detail, Perspectives: Chiharu Shiota

Perspectives: Chiharu Shiota

August 30, 2014–June 7, 2015

Japanese performance and installation artist Chiharu Shiota installs a monumental yet intimate work in the Sackler pavilion this summer. Haunted by the traces that the human body leaves behind, the work amasses personal memories of lost individuals and past moments through an accumulation of discarded shoes and notes collected by the artist. Visit the Sackler pavilion during museum hours between Monday, August 18, and Thursday, August 21, to see Shiota's progress on the installation.

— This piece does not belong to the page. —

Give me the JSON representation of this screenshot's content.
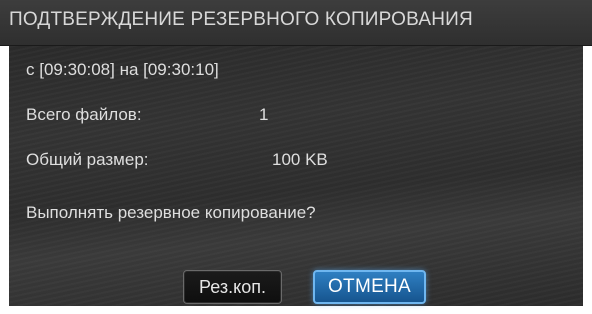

Shiota studied at Kyoto Seika University, Canberra School of Art, and Berlin University of the Arts with Marina Abramovic and Rebecca Horn. Her work has been presented at the Mattress Factory (Pittsburgh, 2013), Birmingham Museum and Art Gallery (United Kingdom, 2012), National Museum of Modern Art, Tokyo (2007), Neue Nationalgalerie (Berlin, 2006), and MoMA PS1 (New York City, 2003), as well as the Biennials in Venice, Fukuoka, and Yokohama. Born in Osaka, Japan, in 1972, Shiota currently lives and works in Berlin.



detail, Monkeys grasping for the Moon by Xu Bing

Xu Bing: Monkeys Grasping for the Moon

Continues indefinitely

Monkeys Grasping for the Moon is a suspended sculpture designed specifically for the Sackler Gallery by Chinese artist Xu Bing (born 1955), as part of an October 2001 exhibition of his work titled Word Play: Contemporary Art by Xu Bing. The popular temporary display was re-created to permanently remain at the Sackler, with craftspeople from the Smithsonian’s Office of Exhibits Central working with Xu and Sackler staff to engineer and fabricate the complex artwork. Composed of twenty-one laminated wood pieces, each of which forms the word “monkey” in one of a dozen languages, the linked vertebrates flow from the sky-lit atrium through the Gallery’s stairwell down to the reflecting pool on the bottom level. A panel on every floor of the museum guides visitors through the represented languages, which include Indonesian, Urdu, Hebrew, and Braille. The work is based on a Chinese folktale in which a group of monkeys attempt to capture the moon. Linking arms and tails, they form a chain reaching down from the branch of a tree to the moon, only to discover that it is a shimmering reflection on the surface of a pool lying beneath them.

Xu Bing’s monumental sculpture is presented by the family of Madame Chiang Kai-shek (Chiang Soong Mayling, 1898–2003) in commemoration of her historic visits to the Joint Session of Congress in 1943 and a memorable return to the U.S. Capitol in 1995.